Laserdisc Sizes

The most common size of Laserdisc was 30cm (12 inches). These approximated the size of LP vinyl records. These discs allowed for 30 minutes per side (CAV) or 60 minutes per side (CLV). The vast majority of programming for the Laserdisc format was produced on these discs.

18 cm Laserdiscs were also published. These were approx. 8 inches; one inch larger in diameter than a standard 45-RPM record. These "EP"-sized LDs allowed for 20 minutes per side (CLV). They are much rarer than the full-size LDs, especially in North America. These discs were often used for music video compilations.

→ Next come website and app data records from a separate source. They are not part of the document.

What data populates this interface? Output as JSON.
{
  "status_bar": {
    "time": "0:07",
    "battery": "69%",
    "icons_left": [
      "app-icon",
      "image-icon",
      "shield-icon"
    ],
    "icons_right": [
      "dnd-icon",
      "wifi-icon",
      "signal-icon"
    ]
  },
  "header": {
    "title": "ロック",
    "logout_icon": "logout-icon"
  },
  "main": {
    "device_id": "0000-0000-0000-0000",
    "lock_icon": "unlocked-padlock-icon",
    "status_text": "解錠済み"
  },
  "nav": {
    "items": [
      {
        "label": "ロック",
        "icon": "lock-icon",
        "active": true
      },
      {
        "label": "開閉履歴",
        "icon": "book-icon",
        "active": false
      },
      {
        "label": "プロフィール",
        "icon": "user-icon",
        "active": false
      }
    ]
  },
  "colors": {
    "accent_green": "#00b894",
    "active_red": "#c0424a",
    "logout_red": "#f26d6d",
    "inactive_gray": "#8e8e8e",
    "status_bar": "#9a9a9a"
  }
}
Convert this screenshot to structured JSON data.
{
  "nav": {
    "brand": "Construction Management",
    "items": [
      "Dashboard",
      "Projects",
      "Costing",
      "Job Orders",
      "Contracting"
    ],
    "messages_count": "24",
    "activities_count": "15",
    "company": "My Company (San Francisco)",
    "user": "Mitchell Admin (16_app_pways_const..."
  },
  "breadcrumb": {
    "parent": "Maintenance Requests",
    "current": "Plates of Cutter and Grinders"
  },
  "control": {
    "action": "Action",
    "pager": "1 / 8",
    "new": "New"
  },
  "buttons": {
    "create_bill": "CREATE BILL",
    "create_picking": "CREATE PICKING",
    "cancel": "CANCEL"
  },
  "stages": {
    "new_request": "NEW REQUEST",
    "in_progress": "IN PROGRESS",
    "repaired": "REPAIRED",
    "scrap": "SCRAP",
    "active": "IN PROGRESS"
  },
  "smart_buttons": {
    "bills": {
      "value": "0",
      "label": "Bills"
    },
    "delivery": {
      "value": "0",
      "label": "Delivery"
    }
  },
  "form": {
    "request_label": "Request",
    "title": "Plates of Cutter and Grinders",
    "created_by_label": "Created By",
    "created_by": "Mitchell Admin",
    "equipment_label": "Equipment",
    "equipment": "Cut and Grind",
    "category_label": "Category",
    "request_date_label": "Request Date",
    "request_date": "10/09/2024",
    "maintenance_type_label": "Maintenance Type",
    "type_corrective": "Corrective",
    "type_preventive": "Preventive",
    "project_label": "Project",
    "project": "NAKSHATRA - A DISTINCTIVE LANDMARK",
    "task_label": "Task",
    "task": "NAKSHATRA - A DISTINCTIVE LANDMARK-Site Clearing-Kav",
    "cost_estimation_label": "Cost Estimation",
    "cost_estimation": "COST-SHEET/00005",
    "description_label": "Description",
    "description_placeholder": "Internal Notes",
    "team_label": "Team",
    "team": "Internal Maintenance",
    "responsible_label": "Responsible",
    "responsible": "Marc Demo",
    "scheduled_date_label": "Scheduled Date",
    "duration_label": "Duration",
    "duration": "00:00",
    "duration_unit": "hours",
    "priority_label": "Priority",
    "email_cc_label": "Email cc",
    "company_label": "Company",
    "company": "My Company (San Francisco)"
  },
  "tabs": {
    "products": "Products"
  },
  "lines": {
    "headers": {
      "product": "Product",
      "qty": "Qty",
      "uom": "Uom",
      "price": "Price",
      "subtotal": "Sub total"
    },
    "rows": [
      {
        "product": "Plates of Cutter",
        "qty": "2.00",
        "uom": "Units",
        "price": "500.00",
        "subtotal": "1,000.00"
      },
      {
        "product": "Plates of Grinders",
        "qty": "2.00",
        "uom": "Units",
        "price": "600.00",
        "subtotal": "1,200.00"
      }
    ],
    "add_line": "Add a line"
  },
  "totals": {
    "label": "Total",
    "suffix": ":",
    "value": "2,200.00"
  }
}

There were also 12cm (5 inch, same as an audio CD) "single"-style discs produced that were playable on laserdisc players. These were referred to as CD Video (CD-V) discs, and Video Single Discs (VSD). A CD-V carried up to 5 minutes of analog laserdisc-type video content (usually a music video), as well as up to 20 minutes of digital audio CD tracks. CD-Vs are not to be confused with Video CDs (which are all-digital and can only be played on VCD players, DVD players, CD-i players, computers, and later-model laserdisc players (such as the DVL series from Pioneer that can also play DVDs). CD-Vs can only be played back on laserdisc players with CD-V capability. VSDs were the same as CD-Vs, but without the audio CD tracks. CD-Vs were somewhat popular for a brief time worldwide, but soon faded from view. VSDs were popular only in Japan and other parts of Asia, and were never really introduced to the rest of the world.